Catchment classification based on characterisation of streamflow and precipitation time series
The formulation of objective procedures for the delineation of homogeneous groups of catchments is a fundamental issue in both operational and research hydrology. For assessing catchment similarity, a variety of hydrological information may be considered; in this paper, gauged sites are characterised by a set of streamflow signatures that include a representation, albeit simplified, of the properties of fine time-scale flow series and in particular of the dynamic components of the data, in order to keep into account the sequential order and the stochastic nature of the streamflow process.
The streamflow signatures are provided in input to a clustering algorithm based on unsupervised SOM neural networks, obtaining groups of catchments with a clear hydrological distinctiveness, as highlighted by the identification of the main patterns of the input variables in the different classes and the interpretation of their interrelations. In addition, even if no geographical, morphological nor climatological information is provided in input to the SOM network, the clusters exhibit an overall consistency as far as location, altitude and precipitation regime are concerned.

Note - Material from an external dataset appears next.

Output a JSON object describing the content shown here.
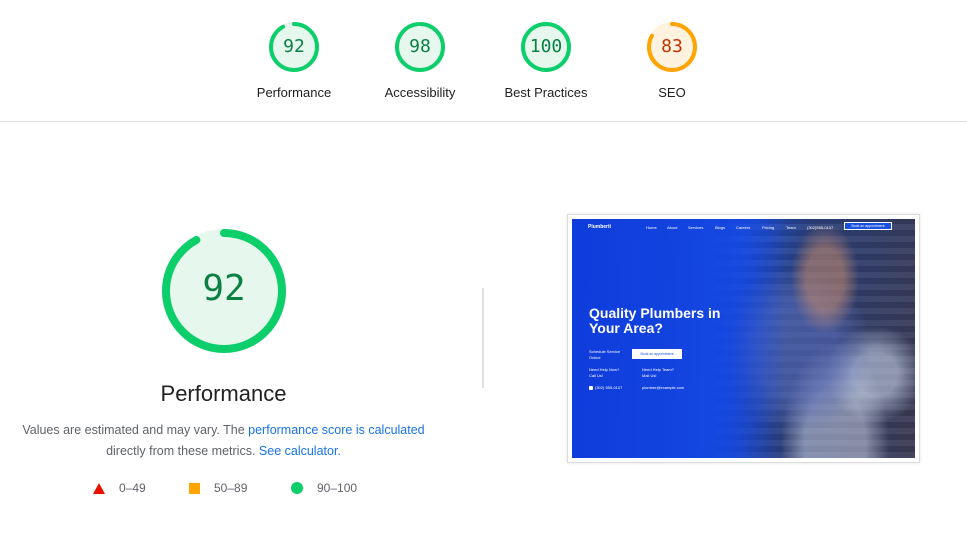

In order to assign ungauged sites to such groups, the catchments are represented through a parsimonious set of morphometric and pluviometric variables, including also indexes that attempt to synthesise the variability and correlation properties of the precipitation time series, thus providing information on the type of weather forcing that is specific to each basin. Following a principal components analysis, needed for synthesizing and better understanding the morpho-pluviometric catchment properties, a discriminant analysis finally assigns the ungauged catchments, through a leave-one-out cross validation, to one of the above identified hydrologic response classes. The approach delivers a quite satisfactory identification of the membership of ungauged catchments to the streamflow-based classes, since the comparison of the two cluster sets shows a misclassification rate of around 20%.
Overall results indicate that the inclusion of information on the properties of the fine time-scale streamflow and rainfall time series may be a promising way for better representing the hydrologic and climatic character of the study catchments.